Personal income in Nevada falls more than in any other state

Nevadans saw their personal income decline more in 2009 than residents of any other state, a new report from the U.S. Bureau of Economic Analysis found.

Residents' personal income in Nevada fell to $102 billion in 2009, down 4.8 percent from $107.1 billion in 2008. That's not only the worst performance in the nation in 2009, it's also the second-biggest decline among the states since 1969, the bureau said. Total personal income gauges the combined earnings of all residents in the state. Nevada has always had one of the country's lower overall personal incomes, because it's one of the country's smallest states.

Nevada's per capita personal income, which divides total personal income among the state's number of residents, was $38,578 in 2009, down 5.8 percent from $40,936 in 2008. That decline ranked No. 2, after Wyoming's 5.9 percent drop to $45,705.

Nationally, the decline in personal income averaged 1.7 percent, with overall pay dropping from $12.2 trillion in 2008 to $12 trillion in 2009. Per capita personal income nationwide was $39,138, down 2.6 percent from $40,166.

Inflation came in at 0.2 percent in 2009, the bureau said.

The bureau attributed Nevada's steep earnings falloff mostly to troubles in the construction and hotel-casino sectors.

Jeremy Aguero, a principal in local research and consulting firm Applied Analysis, also pointed to Nevada's boom-time growth as a factor in its income losses. Before the recession, Nevada had one of the highest per capita personal incomes in the country, and it enjoyed one of the nation's lowest jobless rates. So the state simply had better-than-average room for decline, Aguero said. Today, the Silver State has the nation's second-highest unemployment rate. At 13.3 percent, Nevada is just behind Michigan's 14.1 percent.

The new federal figures hint that Nevada's economic and fiscal woes could persist, local observers said.

"While the retail industry remains optimistic, it is becoming more difficult to believe that a recovery could happen soon," said Mary Lau, president of the Retail Association of Nevada. "Private job growth will be paramount to a full return to economic stability, and we haven't seen any indicators yet that would lead us to believe that private job growth is returning."

Declines in personal incomes don't just herald sustained tough times. They also cascade through the state's economy and budget.

Nevada's consumption-driven economy depends on spending among tourists and locals alike, Aguero said.

"Personal incomes impact almost everything we do," he said. "As incomes decline, people put off making decisions. It takes people longer to decide to buy a car. Companies think twice about buying, expanding or building a new office park when they're reducing salaries. Everything from the most basic retail and hospitality spending to really complex investment decisions is affected by income and the willingness to spend."

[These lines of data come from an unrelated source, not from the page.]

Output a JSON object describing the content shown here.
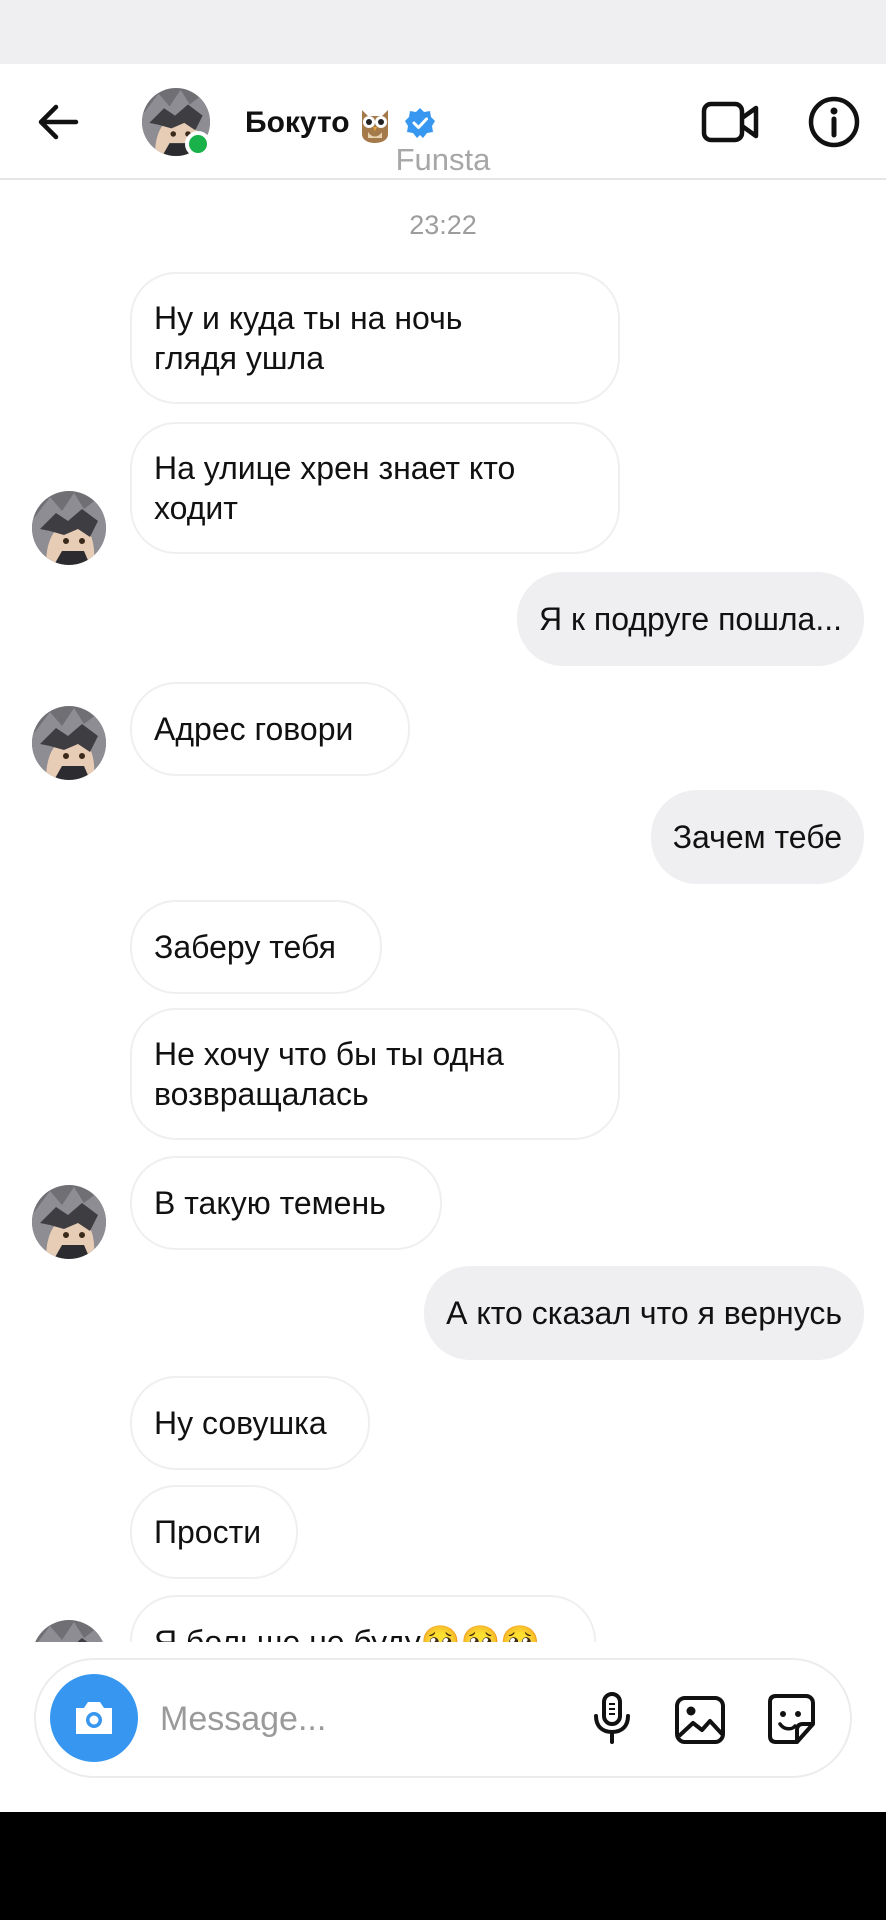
{
  "header": {
    "contact_name": "Бокуто",
    "subtitle": "Funsta",
    "back_icon": "arrow-left-icon",
    "video_icon": "video-camera-icon",
    "info_icon": "info-icon",
    "owl_emoji": "🦉",
    "verified_color": "#3897f0",
    "online_color": "#19b24a"
  },
  "chat": {
    "timestamp": "23:22",
    "messages": [
      {
        "from": "them",
        "text": [
          "Ну и куда ты на ночь",
          "глядя ушла"
        ]
      },
      {
        "from": "them",
        "text": [
          "На улице хрен знает кто",
          "ходит"
        ]
      },
      {
        "from": "me",
        "text": [
          "Я к подруге пошла..."
        ]
      },
      {
        "from": "them",
        "text": [
          "Адрес говори"
        ]
      },
      {
        "from": "me",
        "text": [
          "Зачем тебе"
        ]
      },
      {
        "from": "them",
        "text": [
          "Заберу тебя"
        ]
      },
      {
        "from": "them",
        "text": [
          "Не хочу что бы ты одна",
          "возвращалась"
        ]
      },
      {
        "from": "them",
        "text": [
          "В такую темень"
        ]
      },
      {
        "from": "me",
        "text": [
          "А кто сказал что я вернусь"
        ]
      },
      {
        "from": "them",
        "text": [
          "Ну совушка"
        ]
      },
      {
        "from": "them",
        "text": [
          "Прости"
        ]
      },
      {
        "from": "them",
        "text": [
          "Я больше не буду🥺🥺🥺"
        ]
      }
    ]
  },
  "composer": {
    "placeholder": "Message...",
    "camera_icon": "camera-icon",
    "mic_icon": "microphone-icon",
    "gallery_icon": "image-icon",
    "sticker_icon": "sticker-icon",
    "accent_color": "#3797f0"
  }
}
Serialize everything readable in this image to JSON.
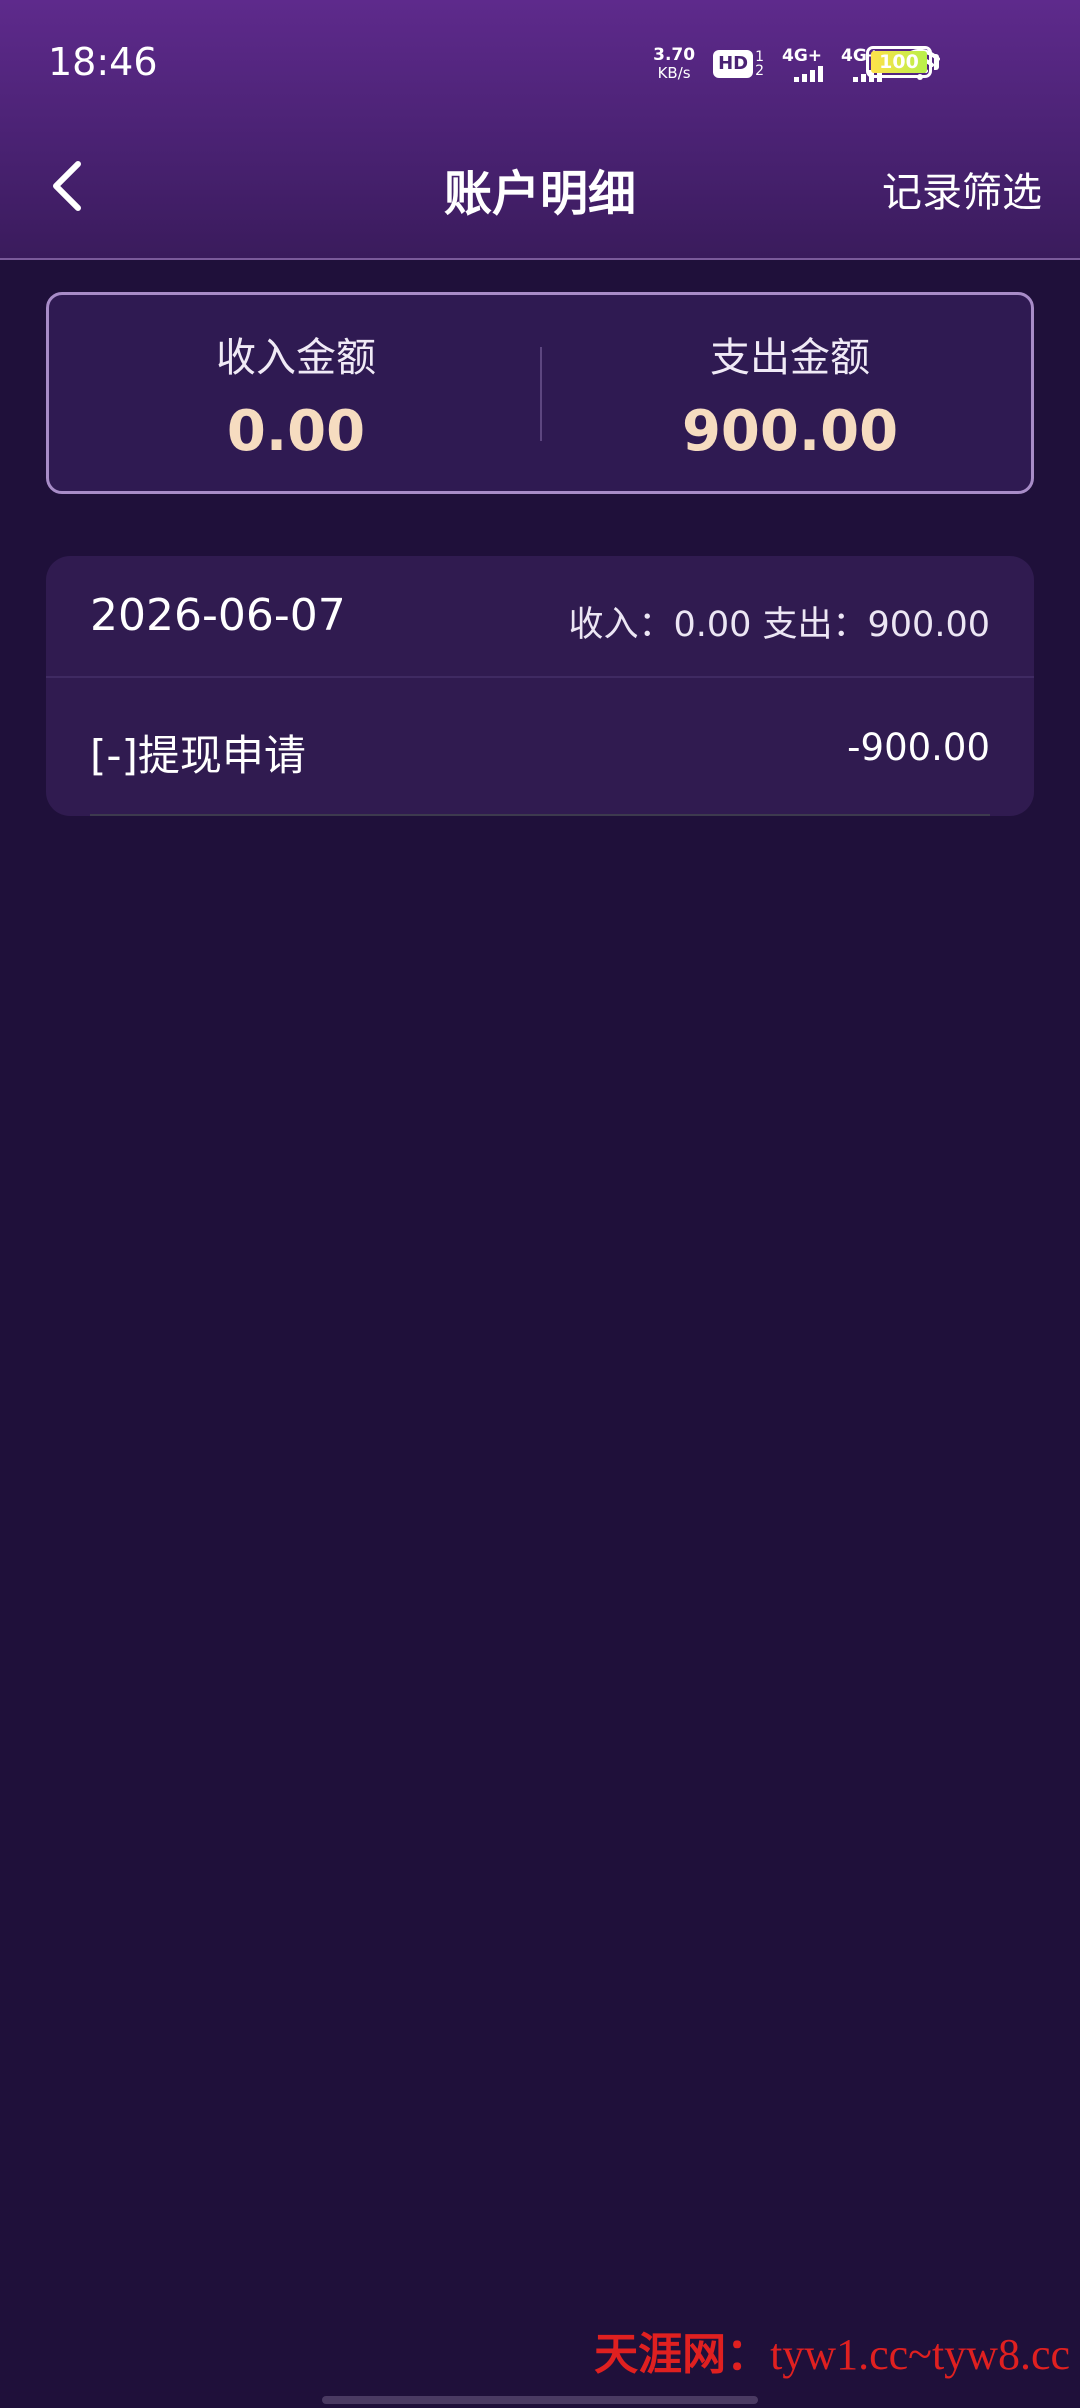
{
  "status_bar": {
    "time": "18:46",
    "net_speed_value": "3.70",
    "net_speed_unit": "KB/s",
    "hd_label": "HD",
    "hd_sub_1": "1",
    "hd_sub_2": "2",
    "sim1_network": "4G+",
    "sim2_network": "4G+",
    "battery_level": "100",
    "icons": [
      "hd-icon",
      "signal-icon",
      "wifi-icon",
      "battery-icon"
    ]
  },
  "nav": {
    "back_icon": "chevron-left-icon",
    "title": "账户明细",
    "action_label": "记录筛选"
  },
  "summary": {
    "income_label": "收入金额",
    "income_value": "0.00",
    "expense_label": "支出金额",
    "expense_value": "900.00"
  },
  "records": [
    {
      "date": "2026-06-07",
      "totals": "收入：0.00 支出：900.00",
      "items": [
        {
          "name": "[-]提现申请",
          "amount": "-900.00"
        }
      ]
    }
  ],
  "watermark": {
    "brand": "天涯网",
    "separator": "：",
    "urls": "tyw1.cc~tyw8.cc"
  },
  "colors": {
    "background": "#1f103a",
    "header_top": "#5e2a8c",
    "card": "#301b50",
    "summary_border": "#a88cc8",
    "amount_highlight": "#f6dcc0",
    "watermark": "#e02020"
  }
}
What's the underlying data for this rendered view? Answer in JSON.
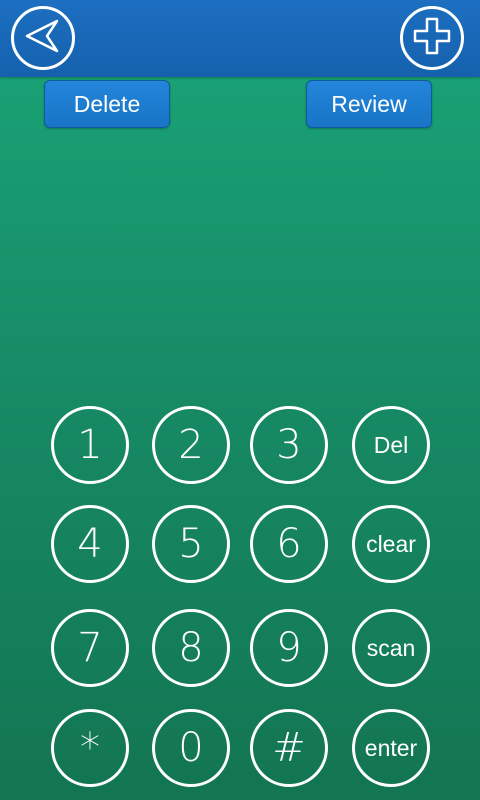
{
  "toolbar": {
    "back_icon": "back-arrow-icon",
    "add_icon": "plus-icon"
  },
  "actions": {
    "delete_label": "Delete",
    "review_label": "Review"
  },
  "keypad": {
    "keys": [
      "1",
      "2",
      "3",
      "Del",
      "4",
      "5",
      "6",
      "clear",
      "7",
      "8",
      "9",
      "scan",
      "*",
      "0",
      "#",
      "enter"
    ]
  },
  "colors": {
    "toolbar": "#1768b8",
    "background_top": "#1aa678",
    "background_bottom": "#137552",
    "button": "#1e7fd2",
    "key_outline": "#ffffff"
  }
}
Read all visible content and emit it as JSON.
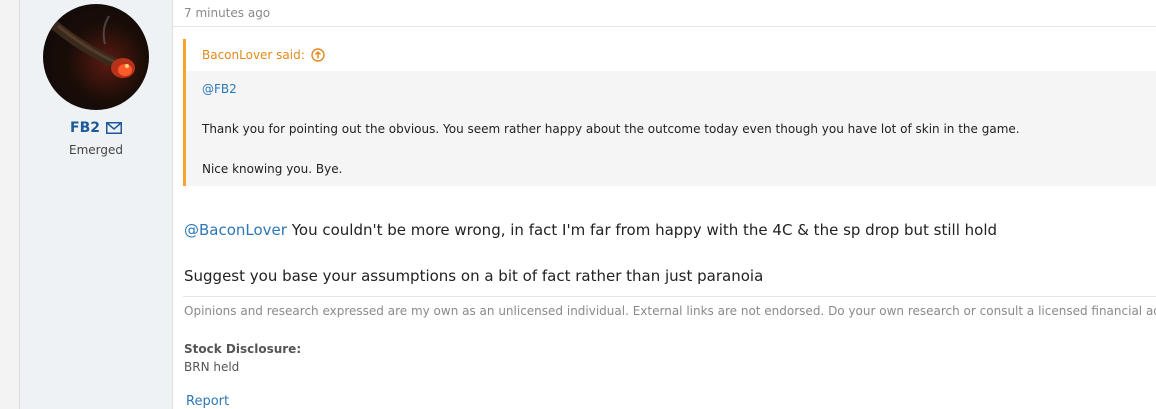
{
  "user": {
    "name": "FB2",
    "title": "Emerged"
  },
  "post": {
    "date": "7 minutes ago",
    "quote": {
      "author_label": "BaconLover said:",
      "mention": "@FB2",
      "line1": "Thank you for pointing out the obvious. You seem rather happy about the outcome today even though you have lot of skin in the game.",
      "line2": "Nice knowing you. Bye."
    },
    "reply": {
      "mention": "@BaconLover",
      "line1_rest": " You couldn't be more wrong, in fact I'm far from happy with the 4C & the sp drop but still hold",
      "line2": "Suggest you base your assumptions on a bit of fact rather than just paranoia"
    },
    "signature": {
      "disclaimer": "Opinions and research expressed are my own as an unlicensed individual. External links are not endorsed. Do your own research or consult a licensed financial advisor.",
      "stock_label": "Stock Disclosure:",
      "stock_value": "BRN held"
    },
    "actions": {
      "report": "Report"
    }
  },
  "colors": {
    "link": "#2c77b6",
    "quote_accent": "#f6a430",
    "username": "#1e5a99"
  },
  "icons": {
    "mail": "envelope-icon",
    "quote_jump": "arrow-up-circle-icon"
  }
}
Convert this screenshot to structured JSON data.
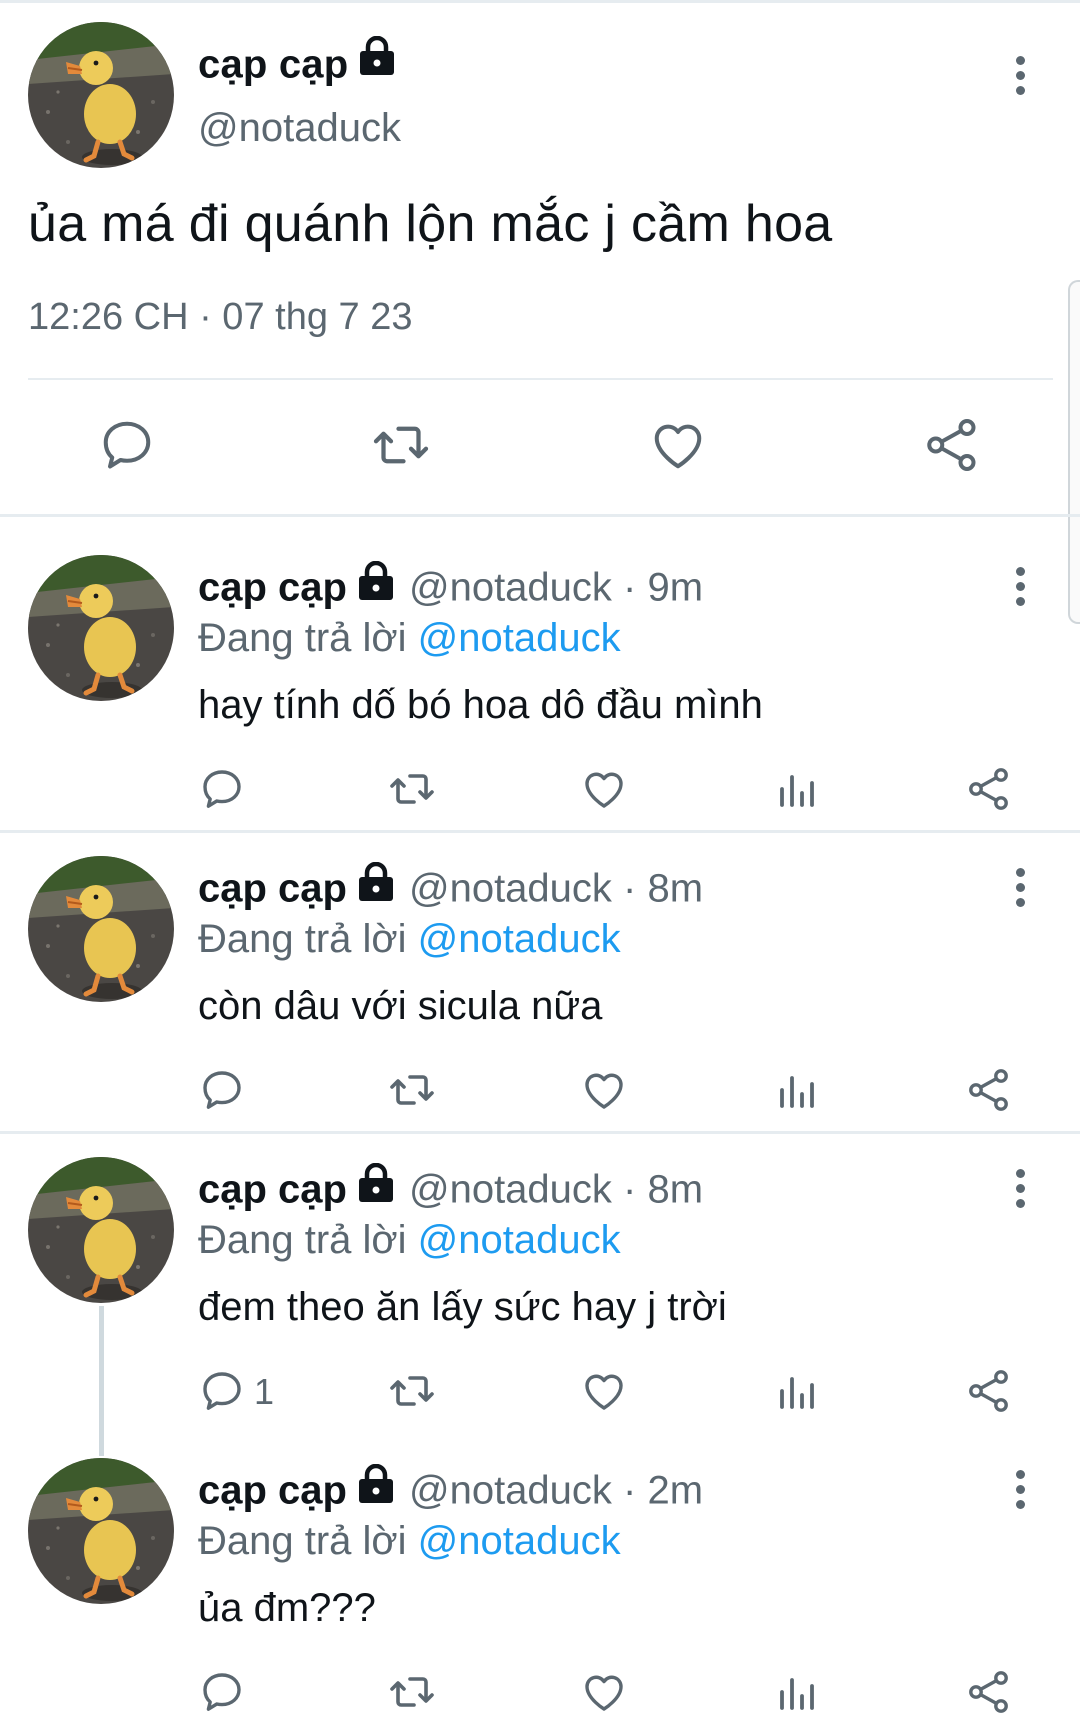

Plus, declines in personal income have long visited Nevada's taxable sales, which help generate funding for schools and prisons.

The Silver State's taxable sales have plunged nearly $2 billion during the recession, falling from $4.68 billion in December 2007, when the recession began, to $2.8 billion in January, according to the state Department of Taxation. Some of the biggest downturns have come in spending on construction, furniture, big-ticket durable goods and cars.

The bureau's numbers do show income moderation in late 2009. The state's biggest falloff came in 2009's first quarter, when incomes fell 3.1 percent. Incomes were flat in the second quarter and down 0.9 percent in the third quarter. But the fourth quarter showed an income increase of 0.5 percent.

Aguero said the uptick makes sense. After all, the state's employers have been slashing workers' hours, cutting salaries and delaying raises for the better part of two years, a trend they can sustain for only so long. A plateau is inevitable.

Personal income isn't measured by salaries alone, though. Earnings also come from investment returns, rental income and even government aid such as unemployment benefits. How these revenue streams fare will determine how quickly incomes rebound in Nevada.

Despite 2009's tumble in earnings, Nevada still ranked No. 20 in the nation in per capita personal income. That's down from No. 17 in 2008.

In California, the state's largest feeder market for both tourists and new residents, personal income totaled $1.56 trillion in 2009, down 2.5 percent from 1.6 trillion in 2008. Per capita personal income in the Golden State dipped to $42,325, down 3.5 percent from $43,852 in 2009. California has the nation's 10th highest per capita personal income.

The bureau also showed a 1 percent increase in Nevada's population, with the state's number of residents rising from 2.62 million in 2008 to 2.64 million in 2009.

Contact reporter Jennifer Robison at or 702-380-4512.


On top of the biggest overall decline in personal incomes, Nevada had the second-highest drop in per-person earnings, according to new numbers from the U.S. Bureau of Economic Analysis. Here are the 10 states with the biggest percentage declines in per-person earnings:

StatePCI 2009PCI 2008% change
South Dakota$36,935$38,644-4.4
New York$46,957$48,809-3.8
SOURCE: U.S. Bureau of Economic Analysis